Neither of us wanted the other to be alone in a city away from friends and family, or for the other to be at home away from us.
I’m Jim, Sue’s nephew. Sue is my mother’s sister, and we are very close and my son Jack also holds a very special place in Sue’s heart.
Jack is a lively 13 year old, who is very loving and thoughtful. He loves music and is always singing (not always in tune!). He’s an avid Sheffield Wednesday fan and enjoys going to the matches and he also enjoys playing football for his local team, swimming and cycling.
In July this year – as the country started to emerge from phase one of lockdown – Jack started feeling lethargic and his body was aching, then his face and neck started to swell. At this point we contacted our GP who said it was nothing to worry about and probably a glandular infection. A few days later he woke in the night unable to breathe. At this, we rang 999 and he was rushed to Hull Royal Infirmary. They did a chest X-ray there and I was asked if my partner Nikki was able to come to the hospital as well as they had found something on his chest. They said they thought it was some kind of lymphoma, and that he needed to be transferred to Leeds ASAP.
As we made our way to Leeds and Jack underwent tests, my mum, Elaine, told Sue what was happening. Sue told us about Eckersley House which is just a few minutes’ walk away from the hospital and our names were already on the waiting list for a room.
Jack was diagnosed with Non-Hodgkin’s lymphoma after a series of biopsies, lumber punctures and tests. We were told the predicted timescale of his treatment plan was four months and were made aware of the effects of the treatment, i.e. Jack losing his hair, his mouth being really sore after each cycle of chemotherapy and also his mood swings!
The coronavirus restrictions meant that only one of us could stay on the ward with Jack so on the first night I was looking into hotels in Leeds where one of us would be able to stay.

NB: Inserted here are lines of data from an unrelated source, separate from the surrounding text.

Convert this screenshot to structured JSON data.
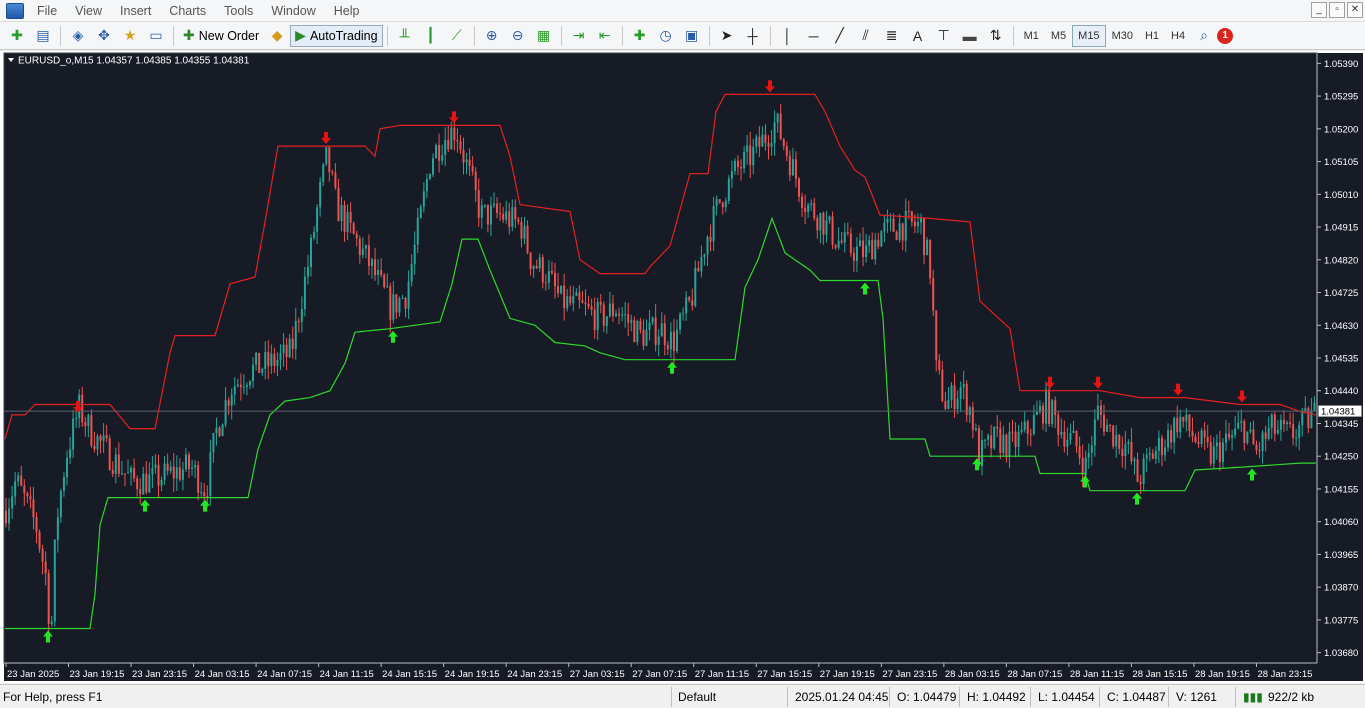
{
  "menu": [
    "File",
    "View",
    "Insert",
    "Charts",
    "Tools",
    "Window",
    "Help"
  ],
  "window_controls": [
    "_",
    "▫",
    "✕"
  ],
  "toolbar": {
    "new_order_label": "New Order",
    "autotrading_label": "AutoTrading",
    "timeframes": [
      "M1",
      "M5",
      "M15",
      "M30",
      "H1",
      "H4"
    ],
    "active_timeframe": "M15",
    "notification_count": "1"
  },
  "chart": {
    "header": "EURUSD_o,M15  1.04357 1.04385 1.04355 1.04381",
    "current_price_label": "1.04381",
    "price_axis": [
      "1.05390",
      "1.05295",
      "1.05200",
      "1.05105",
      "1.05010",
      "1.04915",
      "1.04820",
      "1.04725",
      "1.04630",
      "1.04535",
      "1.04440",
      "1.04345",
      "1.04250",
      "1.04155",
      "1.04060",
      "1.03965",
      "1.03870",
      "1.03775",
      "1.03680"
    ],
    "time_axis": [
      "23 Jan 2025",
      "23 Jan 19:15",
      "23 Jan 23:15",
      "24 Jan 03:15",
      "24 Jan 07:15",
      "24 Jan 11:15",
      "24 Jan 15:15",
      "24 Jan 19:15",
      "24 Jan 23:15",
      "27 Jan 03:15",
      "27 Jan 07:15",
      "27 Jan 11:15",
      "27 Jan 15:15",
      "27 Jan 19:15",
      "27 Jan 23:15",
      "28 Jan 03:15",
      "28 Jan 07:15",
      "28 Jan 11:15",
      "28 Jan 15:15",
      "28 Jan 19:15",
      "28 Jan 23:15"
    ],
    "colors": {
      "background": "#161b25",
      "bull": "#26a69a",
      "bear": "#ef5350",
      "upper_band": "#e52020",
      "lower_band": "#2ed82e",
      "sell_arrow": "#e81414",
      "buy_arrow": "#22e622",
      "text": "#ffffff"
    }
  },
  "chart_data": {
    "type": "candlestick",
    "symbol": "EURUSD_o",
    "timeframe": "M15",
    "last": {
      "open": 1.04357,
      "high": 1.04385,
      "low": 1.04355,
      "close": 1.04381
    },
    "ylim": [
      1.0365,
      1.0542
    ],
    "anchors": [
      {
        "x": 0,
        "v": 1.0406
      },
      {
        "x": 15,
        "v": 1.0418
      },
      {
        "x": 35,
        "v": 1.0405
      },
      {
        "x": 45,
        "v": 1.039
      },
      {
        "x": 50,
        "v": 1.0372
      },
      {
        "x": 55,
        "v": 1.0405
      },
      {
        "x": 65,
        "v": 1.0425
      },
      {
        "x": 78,
        "v": 1.0439
      },
      {
        "x": 90,
        "v": 1.0432
      },
      {
        "x": 110,
        "v": 1.0425
      },
      {
        "x": 130,
        "v": 1.0418
      },
      {
        "x": 150,
        "v": 1.0418
      },
      {
        "x": 170,
        "v": 1.042
      },
      {
        "x": 190,
        "v": 1.0422
      },
      {
        "x": 205,
        "v": 1.0415
      },
      {
        "x": 215,
        "v": 1.0432
      },
      {
        "x": 230,
        "v": 1.0445
      },
      {
        "x": 250,
        "v": 1.045
      },
      {
        "x": 270,
        "v": 1.0452
      },
      {
        "x": 290,
        "v": 1.0455
      },
      {
        "x": 300,
        "v": 1.047
      },
      {
        "x": 310,
        "v": 1.0485
      },
      {
        "x": 318,
        "v": 1.05
      },
      {
        "x": 326,
        "v": 1.0512
      },
      {
        "x": 335,
        "v": 1.0498
      },
      {
        "x": 350,
        "v": 1.049
      },
      {
        "x": 370,
        "v": 1.048
      },
      {
        "x": 390,
        "v": 1.0468
      },
      {
        "x": 405,
        "v": 1.0472
      },
      {
        "x": 420,
        "v": 1.0495
      },
      {
        "x": 430,
        "v": 1.0512
      },
      {
        "x": 445,
        "v": 1.0518
      },
      {
        "x": 455,
        "v": 1.052
      },
      {
        "x": 465,
        "v": 1.051
      },
      {
        "x": 480,
        "v": 1.0495
      },
      {
        "x": 500,
        "v": 1.0495
      },
      {
        "x": 520,
        "v": 1.0492
      },
      {
        "x": 530,
        "v": 1.0482
      },
      {
        "x": 545,
        "v": 1.0478
      },
      {
        "x": 560,
        "v": 1.047
      },
      {
        "x": 580,
        "v": 1.0468
      },
      {
        "x": 600,
        "v": 1.0465
      },
      {
        "x": 615,
        "v": 1.0468
      },
      {
        "x": 640,
        "v": 1.046
      },
      {
        "x": 660,
        "v": 1.0462
      },
      {
        "x": 672,
        "v": 1.0458
      },
      {
        "x": 690,
        "v": 1.047
      },
      {
        "x": 705,
        "v": 1.0488
      },
      {
        "x": 720,
        "v": 1.05
      },
      {
        "x": 735,
        "v": 1.0508
      },
      {
        "x": 750,
        "v": 1.0512
      },
      {
        "x": 765,
        "v": 1.0518
      },
      {
        "x": 775,
        "v": 1.0522
      },
      {
        "x": 790,
        "v": 1.051
      },
      {
        "x": 805,
        "v": 1.0498
      },
      {
        "x": 820,
        "v": 1.0494
      },
      {
        "x": 835,
        "v": 1.0488
      },
      {
        "x": 850,
        "v": 1.0485
      },
      {
        "x": 865,
        "v": 1.0484
      },
      {
        "x": 880,
        "v": 1.049
      },
      {
        "x": 900,
        "v": 1.0492
      },
      {
        "x": 920,
        "v": 1.0492
      },
      {
        "x": 930,
        "v": 1.0478
      },
      {
        "x": 935,
        "v": 1.045
      },
      {
        "x": 945,
        "v": 1.044
      },
      {
        "x": 960,
        "v": 1.0445
      },
      {
        "x": 970,
        "v": 1.0438
      },
      {
        "x": 978,
        "v": 1.0425
      },
      {
        "x": 995,
        "v": 1.043
      },
      {
        "x": 1010,
        "v": 1.0428
      },
      {
        "x": 1025,
        "v": 1.0432
      },
      {
        "x": 1045,
        "v": 1.044
      },
      {
        "x": 1060,
        "v": 1.0433
      },
      {
        "x": 1075,
        "v": 1.0428
      },
      {
        "x": 1085,
        "v": 1.0422
      },
      {
        "x": 1097,
        "v": 1.0438
      },
      {
        "x": 1110,
        "v": 1.0432
      },
      {
        "x": 1125,
        "v": 1.0428
      },
      {
        "x": 1137,
        "v": 1.0418
      },
      {
        "x": 1150,
        "v": 1.0425
      },
      {
        "x": 1165,
        "v": 1.043
      },
      {
        "x": 1178,
        "v": 1.0436
      },
      {
        "x": 1195,
        "v": 1.043
      },
      {
        "x": 1210,
        "v": 1.0425
      },
      {
        "x": 1230,
        "v": 1.043
      },
      {
        "x": 1242,
        "v": 1.0434
      },
      {
        "x": 1255,
        "v": 1.0426
      },
      {
        "x": 1270,
        "v": 1.0433
      },
      {
        "x": 1290,
        "v": 1.0431
      },
      {
        "x": 1316,
        "v": 1.0438
      }
    ],
    "upper_band": [
      {
        "x": 5,
        "v": 1.043
      },
      {
        "x": 12,
        "v": 1.0437
      },
      {
        "x": 25,
        "v": 1.0437
      },
      {
        "x": 35,
        "v": 1.044
      },
      {
        "x": 100,
        "v": 1.044
      },
      {
        "x": 110,
        "v": 1.044
      },
      {
        "x": 130,
        "v": 1.0433
      },
      {
        "x": 155,
        "v": 1.0433
      },
      {
        "x": 170,
        "v": 1.0455
      },
      {
        "x": 175,
        "v": 1.046
      },
      {
        "x": 215,
        "v": 1.046
      },
      {
        "x": 230,
        "v": 1.0475
      },
      {
        "x": 255,
        "v": 1.0477
      },
      {
        "x": 265,
        "v": 1.0493
      },
      {
        "x": 278,
        "v": 1.0515
      },
      {
        "x": 365,
        "v": 1.0515
      },
      {
        "x": 375,
        "v": 1.0512
      },
      {
        "x": 380,
        "v": 1.052
      },
      {
        "x": 400,
        "v": 1.0521
      },
      {
        "x": 500,
        "v": 1.0521
      },
      {
        "x": 510,
        "v": 1.0512
      },
      {
        "x": 520,
        "v": 1.0498
      },
      {
        "x": 570,
        "v": 1.0496
      },
      {
        "x": 580,
        "v": 1.0482
      },
      {
        "x": 600,
        "v": 1.0478
      },
      {
        "x": 645,
        "v": 1.0478
      },
      {
        "x": 650,
        "v": 1.048
      },
      {
        "x": 670,
        "v": 1.0486
      },
      {
        "x": 690,
        "v": 1.0507
      },
      {
        "x": 708,
        "v": 1.0507
      },
      {
        "x": 716,
        "v": 1.0525
      },
      {
        "x": 725,
        "v": 1.053
      },
      {
        "x": 815,
        "v": 1.053
      },
      {
        "x": 825,
        "v": 1.0525
      },
      {
        "x": 840,
        "v": 1.0515
      },
      {
        "x": 855,
        "v": 1.0508
      },
      {
        "x": 865,
        "v": 1.0506
      },
      {
        "x": 880,
        "v": 1.0495
      },
      {
        "x": 930,
        "v": 1.0494
      },
      {
        "x": 970,
        "v": 1.0493
      },
      {
        "x": 980,
        "v": 1.047
      },
      {
        "x": 1010,
        "v": 1.0462
      },
      {
        "x": 1020,
        "v": 1.0444
      },
      {
        "x": 1100,
        "v": 1.0444
      },
      {
        "x": 1140,
        "v": 1.0442
      },
      {
        "x": 1185,
        "v": 1.0442
      },
      {
        "x": 1240,
        "v": 1.044
      },
      {
        "x": 1280,
        "v": 1.044
      },
      {
        "x": 1300,
        "v": 1.0438
      },
      {
        "x": 1316,
        "v": 1.0437
      }
    ],
    "lower_band": [
      {
        "x": 5,
        "v": 1.0375
      },
      {
        "x": 90,
        "v": 1.0375
      },
      {
        "x": 95,
        "v": 1.0385
      },
      {
        "x": 100,
        "v": 1.0405
      },
      {
        "x": 108,
        "v": 1.0413
      },
      {
        "x": 248,
        "v": 1.0413
      },
      {
        "x": 258,
        "v": 1.0427
      },
      {
        "x": 270,
        "v": 1.0437
      },
      {
        "x": 285,
        "v": 1.0441
      },
      {
        "x": 310,
        "v": 1.0442
      },
      {
        "x": 330,
        "v": 1.0444
      },
      {
        "x": 345,
        "v": 1.0452
      },
      {
        "x": 355,
        "v": 1.0461
      },
      {
        "x": 390,
        "v": 1.0462
      },
      {
        "x": 440,
        "v": 1.0464
      },
      {
        "x": 452,
        "v": 1.0475
      },
      {
        "x": 462,
        "v": 1.0488
      },
      {
        "x": 478,
        "v": 1.0488
      },
      {
        "x": 490,
        "v": 1.0479
      },
      {
        "x": 510,
        "v": 1.0465
      },
      {
        "x": 535,
        "v": 1.0463
      },
      {
        "x": 555,
        "v": 1.0458
      },
      {
        "x": 585,
        "v": 1.0457
      },
      {
        "x": 600,
        "v": 1.0455
      },
      {
        "x": 625,
        "v": 1.0453
      },
      {
        "x": 735,
        "v": 1.0453
      },
      {
        "x": 745,
        "v": 1.0474
      },
      {
        "x": 758,
        "v": 1.0482
      },
      {
        "x": 772,
        "v": 1.0494
      },
      {
        "x": 785,
        "v": 1.0484
      },
      {
        "x": 810,
        "v": 1.0479
      },
      {
        "x": 820,
        "v": 1.0476
      },
      {
        "x": 878,
        "v": 1.0476
      },
      {
        "x": 883,
        "v": 1.0465
      },
      {
        "x": 890,
        "v": 1.043
      },
      {
        "x": 925,
        "v": 1.043
      },
      {
        "x": 930,
        "v": 1.0425
      },
      {
        "x": 1035,
        "v": 1.0425
      },
      {
        "x": 1040,
        "v": 1.042
      },
      {
        "x": 1085,
        "v": 1.042
      },
      {
        "x": 1090,
        "v": 1.0415
      },
      {
        "x": 1185,
        "v": 1.0415
      },
      {
        "x": 1195,
        "v": 1.0421
      },
      {
        "x": 1250,
        "v": 1.0422
      },
      {
        "x": 1300,
        "v": 1.0423
      },
      {
        "x": 1316,
        "v": 1.0423
      }
    ],
    "sell_arrows": [
      {
        "x": 78,
        "v": 1.0437
      },
      {
        "x": 326,
        "v": 1.0515
      },
      {
        "x": 454,
        "v": 1.0521
      },
      {
        "x": 770,
        "v": 1.053
      },
      {
        "x": 1050,
        "v": 1.0444
      },
      {
        "x": 1098,
        "v": 1.0444
      },
      {
        "x": 1178,
        "v": 1.0442
      },
      {
        "x": 1242,
        "v": 1.044
      }
    ],
    "buy_arrows": [
      {
        "x": 48,
        "v": 1.0375
      },
      {
        "x": 145,
        "v": 1.0413
      },
      {
        "x": 205,
        "v": 1.0413
      },
      {
        "x": 393,
        "v": 1.0462
      },
      {
        "x": 672,
        "v": 1.0453
      },
      {
        "x": 865,
        "v": 1.0476
      },
      {
        "x": 977,
        "v": 1.0425
      },
      {
        "x": 1085,
        "v": 1.042
      },
      {
        "x": 1137,
        "v": 1.0415
      },
      {
        "x": 1252,
        "v": 1.0422
      }
    ]
  },
  "status": {
    "help": "For Help, press F1",
    "profile": "Default",
    "datetime": "2025.01.24 04:45",
    "open": "O: 1.04479",
    "high": "H: 1.04492",
    "low": "L: 1.04454",
    "close": "C: 1.04487",
    "volume": "V: 1261",
    "traffic": "922/2 kb"
  }
}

It was daunting to see just how much it would cost us to be there by our son’s side as he started his cancer treatment. Neither of us wanted the other to be alone in a city away from friends and family, or for the other to be at home away from us.
When Sue told us about Eckersley House, it was one less thing to worry about. I think without Eckersley House we would have struggled, both mentally and financially. The next day we were handed keys to a room and it became our ‘Home from Home’ for three weeks. It was just reassuring to know we didn’t have to cross that bridge, because of the help we received. I would encourage anybody to think about just how much that means. To put yourself in our shoes and think about the reality of it.
Don’t think something like this only happens to other families. It doesn’t! That’s how I used to think, but I don’t anymore. It can happen to anyone, and it did. Having The Sick Children’s Trust’s ‘Home from Home’ isn’t to be taken for granted, as without people supporting its work it might not be there when you or your loved ones need it.
Fortunately, Jack’s treatment is going very well. His latest biopsy results look promising. He’s really good in himself and seems to be fending off infections really well. As he now is spending more time at home than in Leeds we no longer use Eckersley House, but we will be forever grateful for what they’ve done for both myself and my family.
Jim Carr, Jack’s dad